[App and web page records]

+-------+

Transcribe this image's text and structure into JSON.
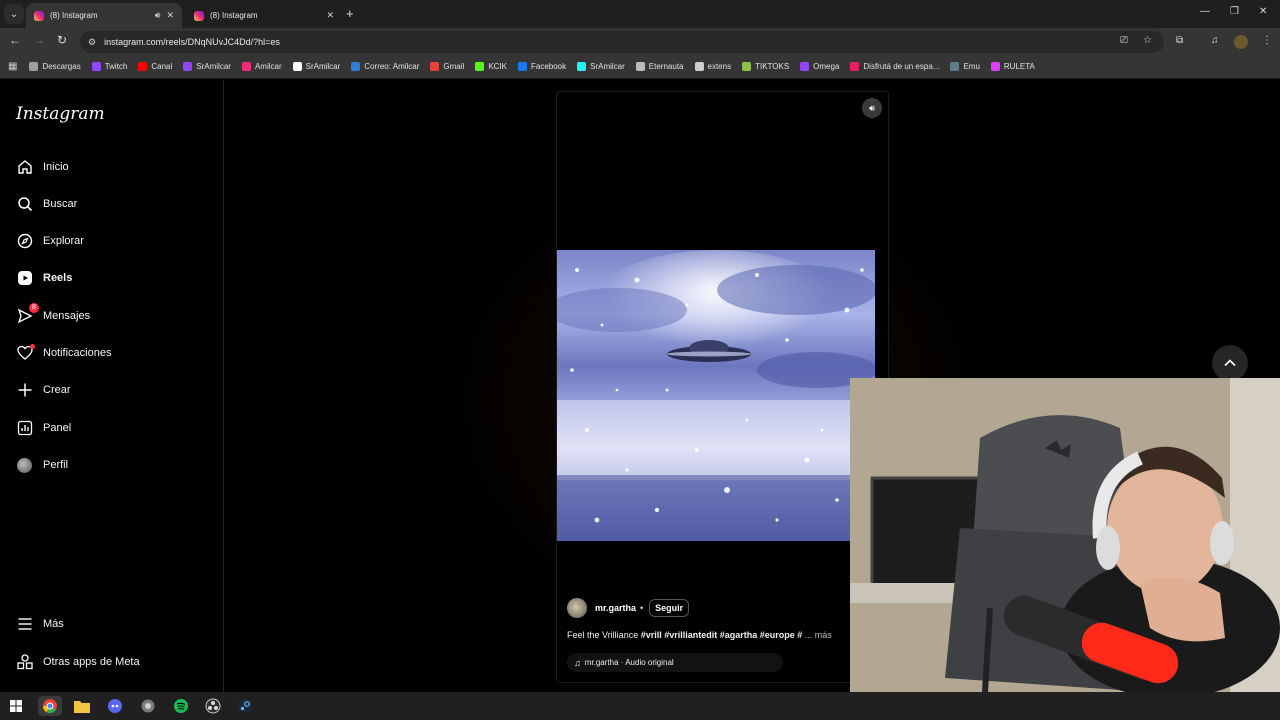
{
  "browser": {
    "tabs": [
      {
        "title": "(8) Instagram",
        "active": true
      },
      {
        "title": "(8) Instagram",
        "active": false
      }
    ],
    "url": "instagram.com/reels/DNqNUvJC4Dd/?hl=es",
    "bookmarks": [
      {
        "label": "Descargas",
        "color": "#9e9e9e"
      },
      {
        "label": "Twitch",
        "color": "#9146ff"
      },
      {
        "label": "Canal",
        "color": "#ff0000"
      },
      {
        "label": "SrAmilcar",
        "color": "#9146ff"
      },
      {
        "label": "Amilcar",
        "color": "#ee2a7b"
      },
      {
        "label": "SrAmilcar",
        "color": "#ffffff"
      },
      {
        "label": "Correo: Amilcar",
        "color": "#2f7bd6"
      },
      {
        "label": "Gmail",
        "color": "#ea4335"
      },
      {
        "label": "KCIK",
        "color": "#53fc18"
      },
      {
        "label": "Facebook",
        "color": "#1877f2"
      },
      {
        "label": "SrAmilcar",
        "color": "#25f4ee"
      },
      {
        "label": "Eternauta",
        "color": "#bbbbbb"
      },
      {
        "label": "extens",
        "color": "#cfcfcf"
      },
      {
        "label": "TIKTOKS",
        "color": "#8bc34a"
      },
      {
        "label": "Omega",
        "color": "#9146ff"
      },
      {
        "label": "Disfrutá de un espa...",
        "color": "#e91e63"
      },
      {
        "label": "Emu",
        "color": "#607d8b"
      },
      {
        "label": "RULETA",
        "color": "#e040fb"
      }
    ]
  },
  "sidebar": {
    "logo": "Instagram",
    "items": [
      {
        "label": "Inicio",
        "icon": "home-icon"
      },
      {
        "label": "Buscar",
        "icon": "search-icon"
      },
      {
        "label": "Explorar",
        "icon": "compass-icon"
      },
      {
        "label": "Reels",
        "icon": "reels-icon"
      },
      {
        "label": "Mensajes",
        "icon": "messenger-icon",
        "badge": "8"
      },
      {
        "label": "Notificaciones",
        "icon": "heart-icon"
      },
      {
        "label": "Crear",
        "icon": "plus-icon"
      },
      {
        "label": "Panel",
        "icon": "chart-icon"
      },
      {
        "label": "Perfil",
        "icon": "avatar"
      }
    ],
    "more": "Más",
    "meta_apps": "Otras apps de Meta"
  },
  "reel": {
    "author": "mr.gartha",
    "separator": "•",
    "follow": "Seguir",
    "caption_text": "Feel the Vrilliance ",
    "caption_tags": "#vrill #vrilliantedit #agartha #europe #",
    "caption_more": "... más",
    "audio": "mr.gartha · Audio original"
  }
}
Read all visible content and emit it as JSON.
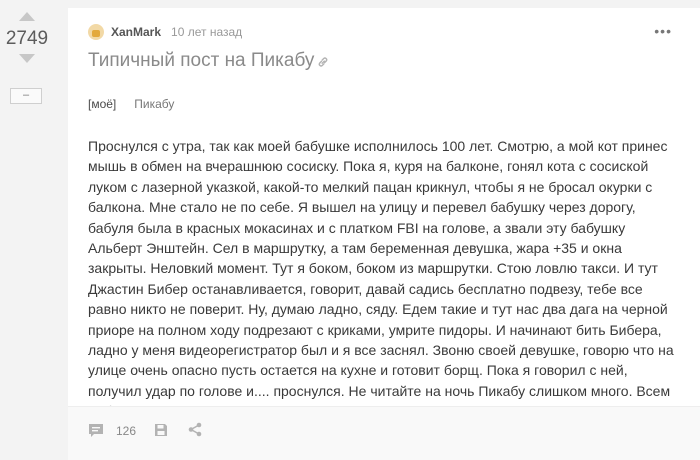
{
  "vote": {
    "rating": "2749",
    "hide_label": "–"
  },
  "post": {
    "author": "XanMark",
    "time": "10 лет назад",
    "title": "Типичный пост на Пикабу",
    "tags": [
      "[моё]",
      "Пикабу"
    ],
    "body": "Проснулся с утра, так как моей бабушке исполнилось 100 лет. Смотрю, а мой кот принес мышь в обмен на вчерашнюю сосиску. Пока я, куря на балконе, гонял кота с сосиской луком с лазерной указкой, какой-то мелкий пацан крикнул, чтобы я не бросал окурки с балкона. Мне стало не по себе. Я вышел на улицу и перевел бабушку через дорогу, бабуля была в красных мокасинах и с платком FBI на голове, а звали эту бабушку Альберт Энштейн. Сел в маршрутку, а там беременная девушка, жара +35 и окна закрыты. Неловкий момент. Тут я боком, боком из маршрутки. Стою ловлю такси. И тут Джастин Бибер останавливается, говорит, давай садись бесплатно подвезу, тебе все равно никто не поверит. Ну, думаю ладно, сяду. Едем такие и тут нас два дага на черной приоре на полном ходу подрезают с криками, умрите пидоры. И начинают бить Бибера, ладно у меня видеорегистратор был и я все заснял. Звоню своей девушке, говорю что на улице очень опасно пусть остается на кухне и готовит борщ. Пока я говорил с ней, получил удар по голове и.... проснулся. Не читайте на ночь Пикабу слишком много. Всем добра! :)",
    "comments_count": "126"
  },
  "icons": {
    "vote_up": "triangle-up-icon",
    "vote_down": "triangle-down-icon",
    "more": "more-dots-icon",
    "link": "link-icon",
    "comments": "comment-icon",
    "save": "save-icon",
    "share": "share-icon"
  },
  "colors": {
    "background": "#f3f3f3",
    "card": "#ffffff",
    "footer": "#f9f9f9",
    "title": "#8a8a8a",
    "icon": "#b3b3b3"
  }
}
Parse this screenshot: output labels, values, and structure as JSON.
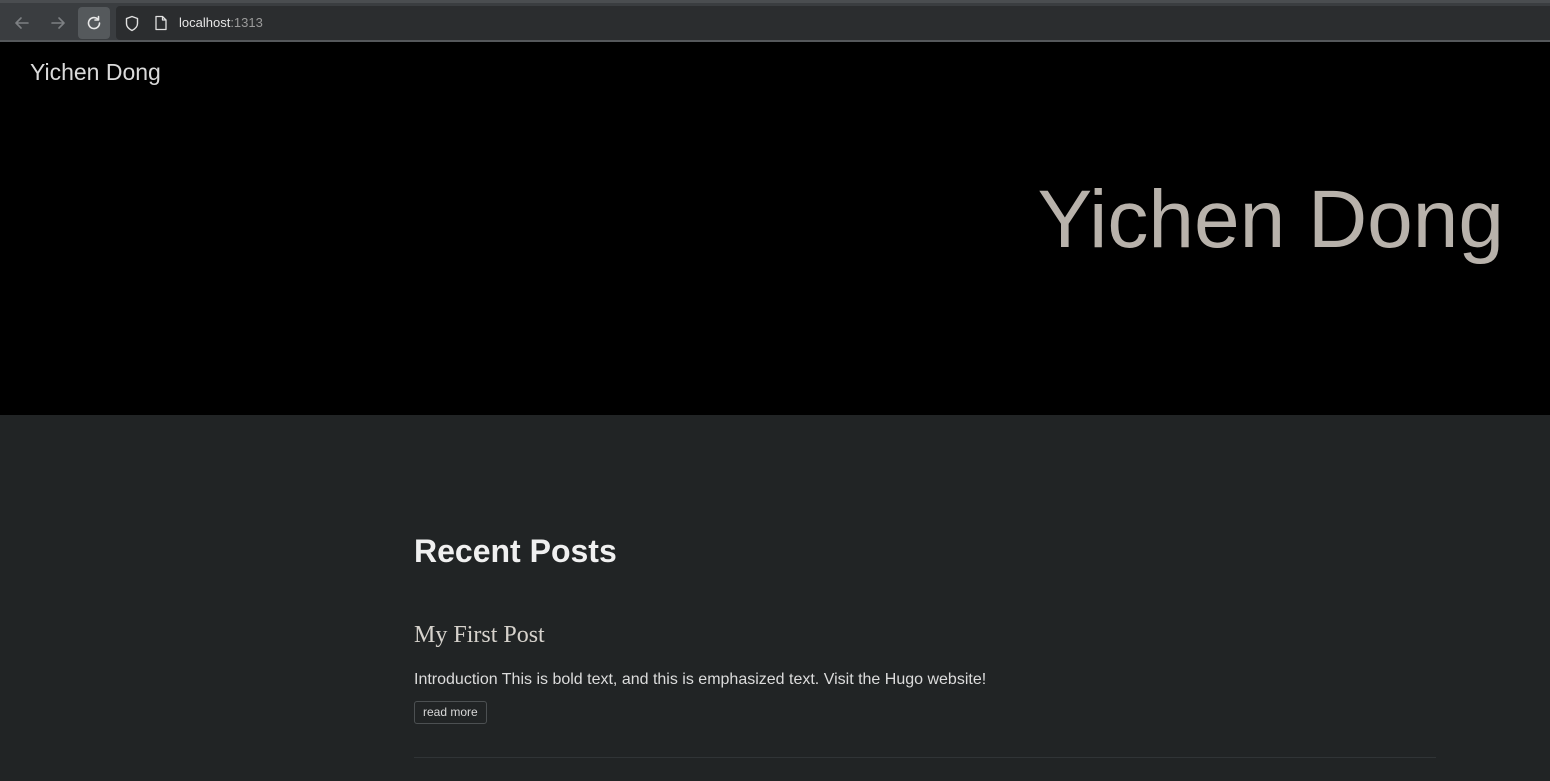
{
  "browser": {
    "url_host": "localhost",
    "url_port": ":1313",
    "icons": [
      "back-arrow-icon",
      "forward-arrow-icon",
      "reload-icon",
      "shield-icon",
      "page-icon"
    ]
  },
  "site": {
    "title": "Yichen Dong"
  },
  "hero": {
    "title": "Yichen Dong"
  },
  "main": {
    "section_heading": "Recent Posts",
    "posts": [
      {
        "title": "My First Post",
        "summary": "Introduction This is bold text, and this is emphasized text. Visit the Hugo website!",
        "read_more_label": "read more"
      }
    ]
  },
  "colors": {
    "hero_background": "#000000",
    "page_background": "#212425",
    "hero_title": "#b8b2ab"
  }
}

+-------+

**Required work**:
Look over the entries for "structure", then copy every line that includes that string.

**Response**:
Transcribe this image's text and structure into JSON.
Parse this screenshot: output labels, values, and structure as JSON.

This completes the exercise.